No, just the opposite. People who know their rights are under attack are more likely to turn out to vote. At first “vote security” sounds like common sense. And then folks actually look at the issue and they realize that thousands of people in their community and millions of people across the country are going to be disenfranchised.

When people attack the ability of your community to fully participate in the electoral process, they’re doing it for a reason. History has shown us that they are trying to make it easier to attack our other rights. That’s what we’ve found across the country — the more people know about these voter ID laws, the attacks on Sunday voting, early voting, and same-day registration — the more they realize there is a coordinated attack on access to the ballot box.
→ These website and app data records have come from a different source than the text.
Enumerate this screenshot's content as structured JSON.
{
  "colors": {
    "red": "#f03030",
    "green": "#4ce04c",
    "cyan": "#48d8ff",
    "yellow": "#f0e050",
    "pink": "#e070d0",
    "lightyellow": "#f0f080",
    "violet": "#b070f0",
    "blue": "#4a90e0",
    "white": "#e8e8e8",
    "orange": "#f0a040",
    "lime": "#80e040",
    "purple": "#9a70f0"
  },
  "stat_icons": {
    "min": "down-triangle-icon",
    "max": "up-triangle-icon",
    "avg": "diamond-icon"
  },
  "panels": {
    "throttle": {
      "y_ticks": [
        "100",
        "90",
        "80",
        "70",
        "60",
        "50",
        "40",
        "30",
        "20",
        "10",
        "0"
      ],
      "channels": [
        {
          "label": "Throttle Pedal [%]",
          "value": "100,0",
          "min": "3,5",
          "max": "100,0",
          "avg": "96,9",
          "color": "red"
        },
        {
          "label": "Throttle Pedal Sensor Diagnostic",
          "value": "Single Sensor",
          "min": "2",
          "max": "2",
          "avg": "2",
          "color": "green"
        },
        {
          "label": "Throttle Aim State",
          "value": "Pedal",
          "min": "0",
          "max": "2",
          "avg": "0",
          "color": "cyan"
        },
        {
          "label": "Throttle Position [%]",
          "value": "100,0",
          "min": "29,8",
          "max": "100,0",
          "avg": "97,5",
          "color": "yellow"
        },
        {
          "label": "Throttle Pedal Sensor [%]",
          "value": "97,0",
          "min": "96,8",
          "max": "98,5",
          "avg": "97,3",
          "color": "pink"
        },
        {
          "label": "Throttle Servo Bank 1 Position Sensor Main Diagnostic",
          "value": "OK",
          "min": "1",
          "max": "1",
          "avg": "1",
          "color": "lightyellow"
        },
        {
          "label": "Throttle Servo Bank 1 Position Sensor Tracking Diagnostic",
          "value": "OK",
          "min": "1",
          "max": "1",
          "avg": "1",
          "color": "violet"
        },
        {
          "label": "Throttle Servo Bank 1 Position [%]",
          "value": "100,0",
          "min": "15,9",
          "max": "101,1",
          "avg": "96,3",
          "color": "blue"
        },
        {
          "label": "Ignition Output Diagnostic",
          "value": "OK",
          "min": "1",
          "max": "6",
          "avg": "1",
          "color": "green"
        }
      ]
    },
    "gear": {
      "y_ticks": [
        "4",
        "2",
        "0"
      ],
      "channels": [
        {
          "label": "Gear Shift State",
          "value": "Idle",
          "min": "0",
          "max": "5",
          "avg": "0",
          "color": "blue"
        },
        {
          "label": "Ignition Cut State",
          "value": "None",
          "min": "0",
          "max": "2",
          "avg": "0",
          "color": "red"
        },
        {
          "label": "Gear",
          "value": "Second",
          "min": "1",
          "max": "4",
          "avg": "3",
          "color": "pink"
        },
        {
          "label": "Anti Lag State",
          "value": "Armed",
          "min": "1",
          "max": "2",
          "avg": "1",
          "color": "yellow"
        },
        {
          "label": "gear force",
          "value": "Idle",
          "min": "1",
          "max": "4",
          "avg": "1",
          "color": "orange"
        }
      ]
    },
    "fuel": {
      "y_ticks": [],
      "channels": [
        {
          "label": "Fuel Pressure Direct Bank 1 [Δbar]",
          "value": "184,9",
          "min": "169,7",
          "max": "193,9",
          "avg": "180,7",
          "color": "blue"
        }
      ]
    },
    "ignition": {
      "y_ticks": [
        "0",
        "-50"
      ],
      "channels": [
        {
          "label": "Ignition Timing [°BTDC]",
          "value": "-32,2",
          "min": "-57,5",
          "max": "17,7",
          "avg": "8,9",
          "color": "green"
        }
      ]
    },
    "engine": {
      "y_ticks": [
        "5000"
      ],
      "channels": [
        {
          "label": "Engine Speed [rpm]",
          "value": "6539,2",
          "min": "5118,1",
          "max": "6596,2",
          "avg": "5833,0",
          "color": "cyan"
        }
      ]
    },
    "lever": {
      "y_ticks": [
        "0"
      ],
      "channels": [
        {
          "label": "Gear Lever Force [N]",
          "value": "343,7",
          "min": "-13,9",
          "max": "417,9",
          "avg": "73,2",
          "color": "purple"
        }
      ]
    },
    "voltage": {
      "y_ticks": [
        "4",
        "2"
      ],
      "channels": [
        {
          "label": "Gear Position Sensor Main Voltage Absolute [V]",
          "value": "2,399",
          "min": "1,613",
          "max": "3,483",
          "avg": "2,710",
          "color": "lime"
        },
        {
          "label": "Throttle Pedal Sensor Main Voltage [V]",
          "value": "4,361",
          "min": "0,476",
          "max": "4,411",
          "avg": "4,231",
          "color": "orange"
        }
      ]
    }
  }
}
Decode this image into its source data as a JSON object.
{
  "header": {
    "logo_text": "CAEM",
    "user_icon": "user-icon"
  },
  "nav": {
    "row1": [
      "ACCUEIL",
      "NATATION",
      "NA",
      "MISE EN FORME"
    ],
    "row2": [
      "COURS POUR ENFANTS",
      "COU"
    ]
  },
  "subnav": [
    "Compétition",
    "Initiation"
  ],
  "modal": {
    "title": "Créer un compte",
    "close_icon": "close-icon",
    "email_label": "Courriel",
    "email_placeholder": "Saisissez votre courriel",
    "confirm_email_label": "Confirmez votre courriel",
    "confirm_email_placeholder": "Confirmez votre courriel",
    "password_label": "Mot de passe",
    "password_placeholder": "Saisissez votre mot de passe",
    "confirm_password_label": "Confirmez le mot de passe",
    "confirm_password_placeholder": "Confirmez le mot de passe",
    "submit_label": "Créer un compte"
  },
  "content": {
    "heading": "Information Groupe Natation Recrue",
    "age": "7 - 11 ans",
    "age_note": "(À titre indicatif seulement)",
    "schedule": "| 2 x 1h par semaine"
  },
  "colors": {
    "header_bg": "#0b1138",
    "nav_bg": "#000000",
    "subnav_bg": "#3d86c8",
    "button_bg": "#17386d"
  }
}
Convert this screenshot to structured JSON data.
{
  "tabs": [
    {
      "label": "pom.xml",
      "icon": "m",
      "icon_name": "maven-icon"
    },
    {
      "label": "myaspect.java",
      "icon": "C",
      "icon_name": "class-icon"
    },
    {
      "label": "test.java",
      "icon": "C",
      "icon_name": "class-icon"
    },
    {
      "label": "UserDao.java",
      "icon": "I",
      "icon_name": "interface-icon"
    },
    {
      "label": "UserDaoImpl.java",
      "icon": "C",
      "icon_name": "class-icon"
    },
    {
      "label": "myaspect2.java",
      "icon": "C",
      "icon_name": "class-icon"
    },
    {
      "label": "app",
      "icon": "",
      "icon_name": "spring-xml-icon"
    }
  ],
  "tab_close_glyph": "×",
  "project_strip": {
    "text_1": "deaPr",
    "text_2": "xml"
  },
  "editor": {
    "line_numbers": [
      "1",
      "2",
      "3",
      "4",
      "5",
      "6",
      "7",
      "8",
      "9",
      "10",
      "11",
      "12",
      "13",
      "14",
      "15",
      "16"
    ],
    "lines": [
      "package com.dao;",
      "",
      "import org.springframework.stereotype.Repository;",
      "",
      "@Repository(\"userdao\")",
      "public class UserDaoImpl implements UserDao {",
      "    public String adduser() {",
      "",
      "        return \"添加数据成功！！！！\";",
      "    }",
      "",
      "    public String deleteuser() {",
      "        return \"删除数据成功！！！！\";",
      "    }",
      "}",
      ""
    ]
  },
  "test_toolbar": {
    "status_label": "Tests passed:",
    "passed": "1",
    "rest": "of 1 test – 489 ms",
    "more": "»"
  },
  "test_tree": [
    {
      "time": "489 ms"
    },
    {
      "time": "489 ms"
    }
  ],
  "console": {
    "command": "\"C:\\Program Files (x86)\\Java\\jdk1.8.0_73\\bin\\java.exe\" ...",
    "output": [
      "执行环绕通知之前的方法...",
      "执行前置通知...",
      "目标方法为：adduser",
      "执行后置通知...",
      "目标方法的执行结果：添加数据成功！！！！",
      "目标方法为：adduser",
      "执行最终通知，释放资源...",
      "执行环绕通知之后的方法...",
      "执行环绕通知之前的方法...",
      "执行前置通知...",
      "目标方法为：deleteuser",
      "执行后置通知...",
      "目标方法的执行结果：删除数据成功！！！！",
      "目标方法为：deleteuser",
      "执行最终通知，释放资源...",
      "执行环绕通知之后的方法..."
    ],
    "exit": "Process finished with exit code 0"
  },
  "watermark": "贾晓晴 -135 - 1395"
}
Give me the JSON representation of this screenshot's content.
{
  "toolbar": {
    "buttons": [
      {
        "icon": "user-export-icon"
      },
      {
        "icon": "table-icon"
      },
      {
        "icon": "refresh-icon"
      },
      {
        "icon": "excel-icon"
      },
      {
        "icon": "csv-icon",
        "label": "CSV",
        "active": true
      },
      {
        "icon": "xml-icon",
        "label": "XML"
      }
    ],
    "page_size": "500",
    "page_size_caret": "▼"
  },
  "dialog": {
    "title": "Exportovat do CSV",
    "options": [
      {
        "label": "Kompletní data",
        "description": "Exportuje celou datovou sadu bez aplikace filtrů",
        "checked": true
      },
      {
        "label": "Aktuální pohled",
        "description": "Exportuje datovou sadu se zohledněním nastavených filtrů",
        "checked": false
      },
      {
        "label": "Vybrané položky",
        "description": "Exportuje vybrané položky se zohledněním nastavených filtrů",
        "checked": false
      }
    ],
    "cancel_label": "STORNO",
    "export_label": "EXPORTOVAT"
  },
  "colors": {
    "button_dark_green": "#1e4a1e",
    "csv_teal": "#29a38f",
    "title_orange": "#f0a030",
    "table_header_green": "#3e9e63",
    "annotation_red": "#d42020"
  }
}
How many people do you expect to come to the march on Saturday, December 10?

We have buses coming from up and down the eastern seaboard, and all over New York. We know that there will definitely be thousands and thousands of people.

Is there a specific goal that you have for the march outside of raising awareness?

This march is designed to do three things. One, to get activists focused even before we get to 2012 on what we need to accomplish in 2013. We’ll start the 2013 legislative session with people having worked together for months to be prepared to execute a strategy to get back our rights in the states where they’ve been taken.

Two, we’re sounding the alarm, making it very clear to the country and the world that voting rights in this country are being systematically attacked at a magnitude not seen in over 100 years.

And three, we’re starting a process at the United Nations. Our country’s tradition of free and fair elections is the basis for most democratic reform throughout the world. An attack on voting rights here is something that will have global repercussions. World leaders don’t see us fighting back. So we are coming together in one place to raise our voices, marching to the UN for this reason.

The NAACP is one of a couple hundred non-profit organizations in this country that have UN official observer status. Official observer status allows you to offer oral and written testimony to the UN Human Rights Council and its various committees. So in the spring, when the Human Rights commission convenes in Geneva, we’ll be there representing voters from across the U.S. who have had their vote blocked by these laws.

Are we saying that the United States is committing human rights violations against its own people?

What we are saying is that state governments — Wisconsin, Mississippi, Texas, South Carolina, Florida and so forth — all have passed state-sponsored voter suppression legislation. And that these state governments are violating basic UN principles as enshrined in the UN Convention that calls for an end to all forms of racial discrimination — because these laws have been shown to have a disparate negative impact on minority communities.

Will there be social media means for people to follow this important march if they are unable to attend?

Yes. We are encouraging people to text STAND to 62227 so they can receive alerts throughout the year, about the march but also about the overall voting rights campaign. We are launching a voting rights campaign that will go on for two years that will get people first educated and then mobilized to get our rights back.